In the bottling plant*

In the bottling plant*

And what a sensory feast it was: music, art, dance, drama and various items that defied categorisation. There was something for everyone, no matter what your age and taste. We took two days to cover the art walks. There were several pop-up galleries – empty houses converted into pro tem exhibition spaces ideal for the kind of modern installations that leave you scratching your head and worrying that you’re not sophisticated enough. The Working Artist Studios, a building run by artists for artists, had opened all their rooms for the duration of the Festival. Some of the rooms functioned as galleries, while others provided a glimpse into the working process of an emerging canvas.

In one room we discovered Caoine by a young local woman, Michelle Collins, which explored the ancient practice of keening, the Irish funerary custom of women lamenting over the dead. In a darkened room, among scented candles, we listened to the sorrowful songs and sounds of an age-old tradition. To give you an idea of a keening song, listen to Iarla O Lionaird singing the Lament of the Three Marys, with its repetition of the phrase  Óchón agus óchón ó – which can translate as alas and alas, or my grief, my grief.

At the other end of town an old bottling plant had been cleared out to become a perfect space for showing artists’ work. Several of these exhibitors had graduated from an innovative visual arts degree program offered on Sherkin Island by the Dublin Institute of Technology. We talked to Janet Murran and Donagh Carey who were enthusiastic about their experiences in the Sherkin Program – their work clearly showed mature artists seeking meaning in a variety of media. In one corner an intriguing little installation by Tess Leak featured Haiku written by Sherkin Islanders and inspired by island life. And in an adjacent building photographs, by Yvette Monahan, of Bugarach in France – where a new arcadia was supposed to begin once the world ended on December 21st, 2012. Moody and elegaic, the colour reminded me of the Agfa prints of my youth.

Robert is writing about Canon Goodman – see his post for more on the concert in his honour (and in his church) that has become a staple of this Festival. Another highlight for us was the staging of The Playboy of the Western World by J M Synge, a classic of Irish theatre: one which caused riots when first performed. This was an amateur production but it was hard to tell – the Kilmeen Drama Group had won the All-Ireland Drama finals with this production, had performed it at the Abbey Theatre (Ireland’s National Theatre) and are taking it to New York next. It was superb – full of energy and humour with each line singing with poetic expression.

The Playboy of the Western World

The Playboy of the Western World

To illustrate the sheer variety of what was on offer we also attended:

Men Without Names: a poignant exploration in poetry and music of the Irish diaspora. 

Sunrise/3Epkano: a classic silent movie with soundtrack provided by the group 3Epkano.
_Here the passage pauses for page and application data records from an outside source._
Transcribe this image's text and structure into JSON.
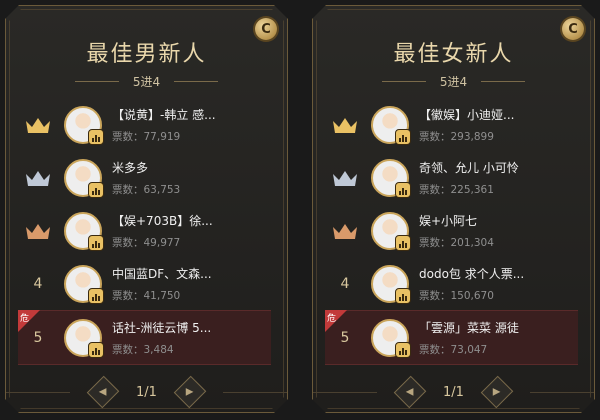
{
  "panels": [
    {
      "title": "最佳男新人",
      "subtitle": "5进4",
      "coin": "C",
      "page": "1/1",
      "rows": [
        {
          "rank": "crown-gold",
          "name": "【说黄】-韩立 感...",
          "votes": "票数：77,919"
        },
        {
          "rank": "crown-silver",
          "name": "米多多",
          "votes": "票数：63,753"
        },
        {
          "rank": "crown-bronze",
          "name": "【娱+703B】徐...",
          "votes": "票数：49,977"
        },
        {
          "rank": "4",
          "name": "中国蓝DF、文森...",
          "votes": "票数：41,750"
        },
        {
          "rank": "5",
          "name": "话社-洲徒云博 5...",
          "votes": "票数：3,484",
          "danger": "危"
        }
      ]
    },
    {
      "title": "最佳女新人",
      "subtitle": "5进4",
      "coin": "C",
      "page": "1/1",
      "rows": [
        {
          "rank": "crown-gold",
          "name": "【徽娱】小迪娅...",
          "votes": "票数：293,899"
        },
        {
          "rank": "crown-silver",
          "name": "奇领、允儿 小可怜",
          "votes": "票数：225,361"
        },
        {
          "rank": "crown-bronze",
          "name": "娱+小阿七",
          "votes": "票数：201,304"
        },
        {
          "rank": "4",
          "name": "dodo包 求个人票...",
          "votes": "票数：150,670"
        },
        {
          "rank": "5",
          "name": "「雲源」菜菜 源徒",
          "votes": "票数：73,047",
          "danger": "危"
        }
      ]
    }
  ],
  "colors": {
    "gold": "#e9c164",
    "silver": "#bfc8d6",
    "bronze": "#d99a6a",
    "danger": "#c23a3a"
  }
}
A surreal experience, different from what I was expecting but in the best way.

The Vespertine Quintet: in the beautiful setting of Lissard House, an afternoon of gentle, haunting, minimalist music from Iceland mixed with baroque.

Croi Glan Dance: I have written about this marvellous dance company before – these two dances looked at the challenges of finding our place in the world and once again brought lumps to our throats.

We couldn’t go to everything and I was sorry to miss the dancing at the crossroads and the sean-nós evening. Sean-nós is a traditional style of highly ornamented unaccompanied singing – here is Nell Ní Chróinín showing how it’s done. There were events for families, a river day, a drama day, outdoor movie screenings…But most of all I was disappointed that Starlight Serenade sold out before I could get a ticket. Moonlight kayaking on beautiful Lough Hyne with musical accompaniment. For a taste of what I missed, take a look at this, and add music. 

‘Paddling Through Stars’ on Lough Hyne

Next year! But I might have to call that one Sensory Overload.

*Sorry, I don’t know the name of this artist. Can anyone supply it?